Would you find each line in the entries below with the string "JSON" and copy it?

[Data extracted from a collection]
= = = = =
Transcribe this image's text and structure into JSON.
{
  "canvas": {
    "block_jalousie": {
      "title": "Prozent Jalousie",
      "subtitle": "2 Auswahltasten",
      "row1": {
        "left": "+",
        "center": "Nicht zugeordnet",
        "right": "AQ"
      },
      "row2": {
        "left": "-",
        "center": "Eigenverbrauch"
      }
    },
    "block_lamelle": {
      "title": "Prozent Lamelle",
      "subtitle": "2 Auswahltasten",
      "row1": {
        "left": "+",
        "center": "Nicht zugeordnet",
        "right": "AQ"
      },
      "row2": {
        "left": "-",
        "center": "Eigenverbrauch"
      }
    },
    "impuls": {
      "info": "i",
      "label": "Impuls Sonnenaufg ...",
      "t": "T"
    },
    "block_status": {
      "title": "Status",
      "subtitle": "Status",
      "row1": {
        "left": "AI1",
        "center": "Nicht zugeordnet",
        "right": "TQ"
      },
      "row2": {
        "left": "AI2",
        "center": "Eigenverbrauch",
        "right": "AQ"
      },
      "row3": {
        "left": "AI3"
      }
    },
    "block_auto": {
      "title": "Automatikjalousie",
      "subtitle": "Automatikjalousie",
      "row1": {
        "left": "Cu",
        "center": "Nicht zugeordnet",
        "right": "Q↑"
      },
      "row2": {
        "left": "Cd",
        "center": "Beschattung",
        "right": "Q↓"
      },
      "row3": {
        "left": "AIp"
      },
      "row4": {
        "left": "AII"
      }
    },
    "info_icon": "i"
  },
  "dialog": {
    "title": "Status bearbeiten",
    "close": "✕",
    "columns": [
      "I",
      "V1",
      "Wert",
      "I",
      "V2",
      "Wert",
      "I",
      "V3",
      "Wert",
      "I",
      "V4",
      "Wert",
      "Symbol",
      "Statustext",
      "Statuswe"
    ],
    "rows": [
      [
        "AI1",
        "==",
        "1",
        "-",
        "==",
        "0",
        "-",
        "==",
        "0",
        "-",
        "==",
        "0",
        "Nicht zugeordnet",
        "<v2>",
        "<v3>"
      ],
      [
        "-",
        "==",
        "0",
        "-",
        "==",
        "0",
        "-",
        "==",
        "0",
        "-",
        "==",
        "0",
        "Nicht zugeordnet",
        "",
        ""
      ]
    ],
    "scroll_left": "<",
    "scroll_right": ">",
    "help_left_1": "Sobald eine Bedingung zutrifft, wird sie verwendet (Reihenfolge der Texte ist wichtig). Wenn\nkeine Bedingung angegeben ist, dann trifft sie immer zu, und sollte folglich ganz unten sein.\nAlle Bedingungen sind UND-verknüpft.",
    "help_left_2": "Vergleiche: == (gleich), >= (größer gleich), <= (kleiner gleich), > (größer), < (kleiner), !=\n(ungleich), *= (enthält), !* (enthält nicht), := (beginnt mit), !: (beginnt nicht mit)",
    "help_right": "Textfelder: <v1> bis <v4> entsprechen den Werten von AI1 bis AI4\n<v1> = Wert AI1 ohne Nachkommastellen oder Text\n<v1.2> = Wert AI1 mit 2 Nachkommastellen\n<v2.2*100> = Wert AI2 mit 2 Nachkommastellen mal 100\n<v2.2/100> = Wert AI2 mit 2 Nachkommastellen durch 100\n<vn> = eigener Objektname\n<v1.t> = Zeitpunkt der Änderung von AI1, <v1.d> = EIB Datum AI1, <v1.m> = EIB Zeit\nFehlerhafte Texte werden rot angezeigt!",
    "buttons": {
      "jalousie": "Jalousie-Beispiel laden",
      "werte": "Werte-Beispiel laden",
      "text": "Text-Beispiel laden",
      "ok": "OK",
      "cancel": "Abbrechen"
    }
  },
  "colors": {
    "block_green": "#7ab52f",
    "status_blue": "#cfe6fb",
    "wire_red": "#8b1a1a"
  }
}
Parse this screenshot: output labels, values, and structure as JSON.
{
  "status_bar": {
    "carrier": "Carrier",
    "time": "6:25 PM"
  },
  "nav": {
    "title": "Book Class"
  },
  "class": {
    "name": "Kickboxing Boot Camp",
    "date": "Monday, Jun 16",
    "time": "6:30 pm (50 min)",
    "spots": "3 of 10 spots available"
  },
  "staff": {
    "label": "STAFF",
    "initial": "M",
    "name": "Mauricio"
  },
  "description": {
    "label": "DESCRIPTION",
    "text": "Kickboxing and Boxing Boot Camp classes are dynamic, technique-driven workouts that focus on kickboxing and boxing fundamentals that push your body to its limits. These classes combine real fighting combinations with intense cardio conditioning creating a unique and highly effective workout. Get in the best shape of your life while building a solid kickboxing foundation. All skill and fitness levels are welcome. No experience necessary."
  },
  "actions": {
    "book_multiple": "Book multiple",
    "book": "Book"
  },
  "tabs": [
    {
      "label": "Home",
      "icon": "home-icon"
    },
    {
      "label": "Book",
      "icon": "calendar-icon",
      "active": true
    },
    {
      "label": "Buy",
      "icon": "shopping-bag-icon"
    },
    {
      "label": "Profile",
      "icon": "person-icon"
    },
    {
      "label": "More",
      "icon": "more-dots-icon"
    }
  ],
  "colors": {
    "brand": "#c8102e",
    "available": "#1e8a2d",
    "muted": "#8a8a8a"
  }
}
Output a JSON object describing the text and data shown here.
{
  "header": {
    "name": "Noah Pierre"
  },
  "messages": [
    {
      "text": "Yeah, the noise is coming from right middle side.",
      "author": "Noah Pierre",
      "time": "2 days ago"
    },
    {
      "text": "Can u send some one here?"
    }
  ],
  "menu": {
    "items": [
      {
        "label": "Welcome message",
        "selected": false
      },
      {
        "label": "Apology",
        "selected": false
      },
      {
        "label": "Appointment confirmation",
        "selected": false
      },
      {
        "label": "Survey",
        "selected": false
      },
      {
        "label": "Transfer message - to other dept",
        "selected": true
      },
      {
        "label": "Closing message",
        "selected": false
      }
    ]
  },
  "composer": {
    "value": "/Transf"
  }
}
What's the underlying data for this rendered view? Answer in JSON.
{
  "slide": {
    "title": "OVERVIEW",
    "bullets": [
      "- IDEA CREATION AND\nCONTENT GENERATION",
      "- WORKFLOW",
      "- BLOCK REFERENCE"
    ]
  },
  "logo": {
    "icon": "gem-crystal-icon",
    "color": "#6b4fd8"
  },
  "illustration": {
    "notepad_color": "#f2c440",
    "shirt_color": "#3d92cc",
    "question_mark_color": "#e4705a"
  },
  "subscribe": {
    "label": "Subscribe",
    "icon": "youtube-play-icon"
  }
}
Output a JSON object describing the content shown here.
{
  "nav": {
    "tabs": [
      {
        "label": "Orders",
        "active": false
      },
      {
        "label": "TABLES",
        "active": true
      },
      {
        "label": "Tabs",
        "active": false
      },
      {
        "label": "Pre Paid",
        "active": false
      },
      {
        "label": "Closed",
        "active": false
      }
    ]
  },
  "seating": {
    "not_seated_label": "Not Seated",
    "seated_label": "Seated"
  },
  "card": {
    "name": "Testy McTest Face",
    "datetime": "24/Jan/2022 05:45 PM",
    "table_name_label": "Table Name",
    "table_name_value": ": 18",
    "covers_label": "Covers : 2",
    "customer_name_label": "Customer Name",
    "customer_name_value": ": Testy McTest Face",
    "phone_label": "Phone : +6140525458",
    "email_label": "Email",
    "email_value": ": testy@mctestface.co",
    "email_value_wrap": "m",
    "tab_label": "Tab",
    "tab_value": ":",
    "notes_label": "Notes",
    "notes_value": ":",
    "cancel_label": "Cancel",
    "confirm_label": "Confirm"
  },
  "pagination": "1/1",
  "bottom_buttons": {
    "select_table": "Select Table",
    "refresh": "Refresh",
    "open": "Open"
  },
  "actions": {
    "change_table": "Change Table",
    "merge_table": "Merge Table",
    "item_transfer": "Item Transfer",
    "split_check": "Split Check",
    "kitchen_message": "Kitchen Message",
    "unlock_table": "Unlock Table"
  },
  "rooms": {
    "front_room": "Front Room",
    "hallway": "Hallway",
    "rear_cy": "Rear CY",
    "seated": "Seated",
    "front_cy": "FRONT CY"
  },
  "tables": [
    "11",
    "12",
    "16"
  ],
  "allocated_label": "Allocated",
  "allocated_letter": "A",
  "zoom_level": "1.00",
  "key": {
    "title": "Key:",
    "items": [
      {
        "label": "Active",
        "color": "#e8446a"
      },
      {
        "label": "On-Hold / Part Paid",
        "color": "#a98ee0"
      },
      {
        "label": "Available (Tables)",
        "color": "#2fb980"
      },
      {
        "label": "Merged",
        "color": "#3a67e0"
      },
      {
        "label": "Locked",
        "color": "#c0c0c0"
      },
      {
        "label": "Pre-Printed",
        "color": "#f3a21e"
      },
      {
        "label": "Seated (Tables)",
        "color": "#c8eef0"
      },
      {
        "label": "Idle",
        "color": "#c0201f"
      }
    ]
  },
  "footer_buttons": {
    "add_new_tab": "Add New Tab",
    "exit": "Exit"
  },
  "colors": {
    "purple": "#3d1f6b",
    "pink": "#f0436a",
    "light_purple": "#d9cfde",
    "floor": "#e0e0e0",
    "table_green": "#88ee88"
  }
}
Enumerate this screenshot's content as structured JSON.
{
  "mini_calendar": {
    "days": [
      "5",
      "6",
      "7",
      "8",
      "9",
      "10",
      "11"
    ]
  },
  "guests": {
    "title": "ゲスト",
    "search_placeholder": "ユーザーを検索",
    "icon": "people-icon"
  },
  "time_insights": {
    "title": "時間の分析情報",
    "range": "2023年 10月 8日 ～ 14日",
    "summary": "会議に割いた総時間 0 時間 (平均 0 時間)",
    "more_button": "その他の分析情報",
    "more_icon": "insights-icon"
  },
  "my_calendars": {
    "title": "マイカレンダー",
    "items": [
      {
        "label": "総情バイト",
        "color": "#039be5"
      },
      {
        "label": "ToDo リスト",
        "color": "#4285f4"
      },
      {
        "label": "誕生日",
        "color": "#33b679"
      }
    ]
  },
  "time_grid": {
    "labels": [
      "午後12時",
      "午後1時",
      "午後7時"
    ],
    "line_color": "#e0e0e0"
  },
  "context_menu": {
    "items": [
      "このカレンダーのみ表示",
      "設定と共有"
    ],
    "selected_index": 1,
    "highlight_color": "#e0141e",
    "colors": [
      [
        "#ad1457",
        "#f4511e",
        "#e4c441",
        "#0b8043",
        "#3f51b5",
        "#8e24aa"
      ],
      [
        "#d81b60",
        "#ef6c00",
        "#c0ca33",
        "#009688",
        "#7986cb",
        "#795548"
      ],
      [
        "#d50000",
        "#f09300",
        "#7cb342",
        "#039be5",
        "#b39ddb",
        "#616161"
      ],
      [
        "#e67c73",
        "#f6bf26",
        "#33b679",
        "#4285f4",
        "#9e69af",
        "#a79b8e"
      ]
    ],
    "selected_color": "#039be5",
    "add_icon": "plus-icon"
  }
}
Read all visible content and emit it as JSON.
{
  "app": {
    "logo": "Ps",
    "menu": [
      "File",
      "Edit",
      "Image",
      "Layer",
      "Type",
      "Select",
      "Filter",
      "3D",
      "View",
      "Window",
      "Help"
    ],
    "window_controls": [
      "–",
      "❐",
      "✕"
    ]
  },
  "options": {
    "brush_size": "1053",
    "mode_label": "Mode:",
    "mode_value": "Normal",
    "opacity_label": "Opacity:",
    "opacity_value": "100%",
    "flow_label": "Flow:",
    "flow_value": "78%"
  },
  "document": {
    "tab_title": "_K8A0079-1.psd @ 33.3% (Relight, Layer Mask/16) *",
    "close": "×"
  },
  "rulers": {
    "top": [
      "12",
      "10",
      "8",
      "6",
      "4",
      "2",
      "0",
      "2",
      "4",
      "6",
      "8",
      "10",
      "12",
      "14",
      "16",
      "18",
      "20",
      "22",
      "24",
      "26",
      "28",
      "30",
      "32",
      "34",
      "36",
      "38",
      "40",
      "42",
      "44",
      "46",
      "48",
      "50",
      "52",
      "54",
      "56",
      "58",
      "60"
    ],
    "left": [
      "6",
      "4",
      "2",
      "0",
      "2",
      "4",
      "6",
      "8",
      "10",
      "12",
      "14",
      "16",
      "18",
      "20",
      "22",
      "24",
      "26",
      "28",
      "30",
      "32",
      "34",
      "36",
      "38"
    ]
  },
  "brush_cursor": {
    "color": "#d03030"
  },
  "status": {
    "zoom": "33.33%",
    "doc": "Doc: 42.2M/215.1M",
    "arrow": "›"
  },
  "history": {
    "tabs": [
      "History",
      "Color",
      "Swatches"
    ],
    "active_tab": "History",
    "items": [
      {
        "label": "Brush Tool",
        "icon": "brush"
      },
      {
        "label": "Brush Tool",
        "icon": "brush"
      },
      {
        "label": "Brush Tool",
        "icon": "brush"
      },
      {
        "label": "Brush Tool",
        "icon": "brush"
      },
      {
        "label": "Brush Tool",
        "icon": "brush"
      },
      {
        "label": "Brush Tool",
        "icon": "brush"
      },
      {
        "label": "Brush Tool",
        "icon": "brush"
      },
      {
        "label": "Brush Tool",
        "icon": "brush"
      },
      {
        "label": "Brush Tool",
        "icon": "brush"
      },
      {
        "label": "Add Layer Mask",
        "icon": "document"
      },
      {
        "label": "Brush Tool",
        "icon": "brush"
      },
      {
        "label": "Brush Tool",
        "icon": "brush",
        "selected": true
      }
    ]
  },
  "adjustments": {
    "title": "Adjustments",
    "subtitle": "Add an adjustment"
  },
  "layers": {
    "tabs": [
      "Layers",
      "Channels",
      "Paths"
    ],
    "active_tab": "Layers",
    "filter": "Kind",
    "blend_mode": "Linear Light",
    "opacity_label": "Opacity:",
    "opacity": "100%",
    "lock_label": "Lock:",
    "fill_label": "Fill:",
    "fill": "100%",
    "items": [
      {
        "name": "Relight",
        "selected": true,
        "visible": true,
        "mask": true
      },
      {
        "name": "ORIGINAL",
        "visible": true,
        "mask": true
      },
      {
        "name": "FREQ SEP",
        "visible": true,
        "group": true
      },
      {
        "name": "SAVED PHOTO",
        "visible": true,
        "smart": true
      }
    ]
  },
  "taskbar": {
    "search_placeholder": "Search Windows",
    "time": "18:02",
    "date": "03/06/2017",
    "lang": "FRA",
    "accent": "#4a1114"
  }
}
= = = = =
**Result of the task:**
Transcribe this image's text and structure into JSON.
Parse this screenshot: output labels, values, and structure as JSON.
Output a JSON object describing the text and data shown here.
What's the underlying data for this rendered view? Answer in JSON.
Output a JSON object describing the content shown here.
Enumerate this screenshot's content as structured JSON.
Read all visible content and emit it as JSON.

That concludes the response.